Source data
▼▼▼
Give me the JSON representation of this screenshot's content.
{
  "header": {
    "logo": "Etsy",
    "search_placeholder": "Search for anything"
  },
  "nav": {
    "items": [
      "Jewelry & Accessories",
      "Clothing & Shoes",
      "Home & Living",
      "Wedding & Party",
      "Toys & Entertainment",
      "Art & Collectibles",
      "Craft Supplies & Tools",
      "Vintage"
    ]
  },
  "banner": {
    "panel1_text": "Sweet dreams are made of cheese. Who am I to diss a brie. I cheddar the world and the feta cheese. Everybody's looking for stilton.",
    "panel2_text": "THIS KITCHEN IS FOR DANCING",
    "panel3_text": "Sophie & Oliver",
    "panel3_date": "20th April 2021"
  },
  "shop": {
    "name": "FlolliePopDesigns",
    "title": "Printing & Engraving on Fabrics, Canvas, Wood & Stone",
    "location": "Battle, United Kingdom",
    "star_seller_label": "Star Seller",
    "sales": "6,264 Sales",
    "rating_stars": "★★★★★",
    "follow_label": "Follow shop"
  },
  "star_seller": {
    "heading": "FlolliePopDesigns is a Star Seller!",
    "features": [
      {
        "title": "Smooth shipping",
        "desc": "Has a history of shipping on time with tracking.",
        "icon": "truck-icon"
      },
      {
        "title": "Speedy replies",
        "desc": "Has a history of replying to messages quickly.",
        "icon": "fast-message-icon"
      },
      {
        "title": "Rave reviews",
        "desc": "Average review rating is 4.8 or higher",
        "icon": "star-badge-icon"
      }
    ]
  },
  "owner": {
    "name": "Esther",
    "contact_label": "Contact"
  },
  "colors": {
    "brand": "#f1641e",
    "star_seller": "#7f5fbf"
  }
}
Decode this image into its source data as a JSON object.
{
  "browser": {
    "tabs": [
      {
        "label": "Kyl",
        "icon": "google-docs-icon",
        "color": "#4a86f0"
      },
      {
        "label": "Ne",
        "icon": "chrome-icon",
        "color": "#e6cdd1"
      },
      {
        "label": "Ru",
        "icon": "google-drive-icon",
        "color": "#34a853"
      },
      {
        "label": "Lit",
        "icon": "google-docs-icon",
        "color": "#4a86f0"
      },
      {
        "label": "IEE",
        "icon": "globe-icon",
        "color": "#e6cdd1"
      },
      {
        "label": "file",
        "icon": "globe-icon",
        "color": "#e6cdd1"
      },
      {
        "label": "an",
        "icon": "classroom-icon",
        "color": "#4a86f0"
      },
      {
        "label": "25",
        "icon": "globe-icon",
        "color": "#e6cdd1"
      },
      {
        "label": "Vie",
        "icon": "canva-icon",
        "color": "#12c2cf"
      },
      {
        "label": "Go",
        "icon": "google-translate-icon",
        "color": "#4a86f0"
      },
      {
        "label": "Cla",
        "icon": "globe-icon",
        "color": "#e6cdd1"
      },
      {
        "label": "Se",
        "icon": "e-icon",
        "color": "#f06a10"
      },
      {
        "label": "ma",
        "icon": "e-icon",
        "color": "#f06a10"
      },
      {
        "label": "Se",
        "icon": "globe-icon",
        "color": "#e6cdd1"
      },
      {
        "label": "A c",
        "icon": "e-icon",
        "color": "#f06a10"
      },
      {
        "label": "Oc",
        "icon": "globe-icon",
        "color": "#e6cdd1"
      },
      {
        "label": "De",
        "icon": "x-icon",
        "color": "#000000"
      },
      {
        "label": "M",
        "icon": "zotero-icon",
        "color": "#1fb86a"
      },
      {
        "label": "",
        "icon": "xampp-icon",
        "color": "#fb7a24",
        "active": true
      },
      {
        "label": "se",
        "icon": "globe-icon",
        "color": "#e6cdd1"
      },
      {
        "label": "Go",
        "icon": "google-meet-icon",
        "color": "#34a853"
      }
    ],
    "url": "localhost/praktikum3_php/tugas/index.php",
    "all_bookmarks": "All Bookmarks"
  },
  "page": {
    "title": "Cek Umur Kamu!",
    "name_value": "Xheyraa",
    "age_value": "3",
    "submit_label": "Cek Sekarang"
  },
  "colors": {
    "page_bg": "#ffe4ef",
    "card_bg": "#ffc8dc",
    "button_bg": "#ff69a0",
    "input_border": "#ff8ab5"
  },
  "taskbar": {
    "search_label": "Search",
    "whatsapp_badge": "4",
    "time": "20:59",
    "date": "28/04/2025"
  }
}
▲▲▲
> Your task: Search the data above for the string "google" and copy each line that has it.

> Your response:
        "icon": "google-docs-icon",
        "icon": "google-drive-icon",
        "icon": "google-docs-icon",
        "icon": "google-translate-icon",
        "icon": "google-meet-icon",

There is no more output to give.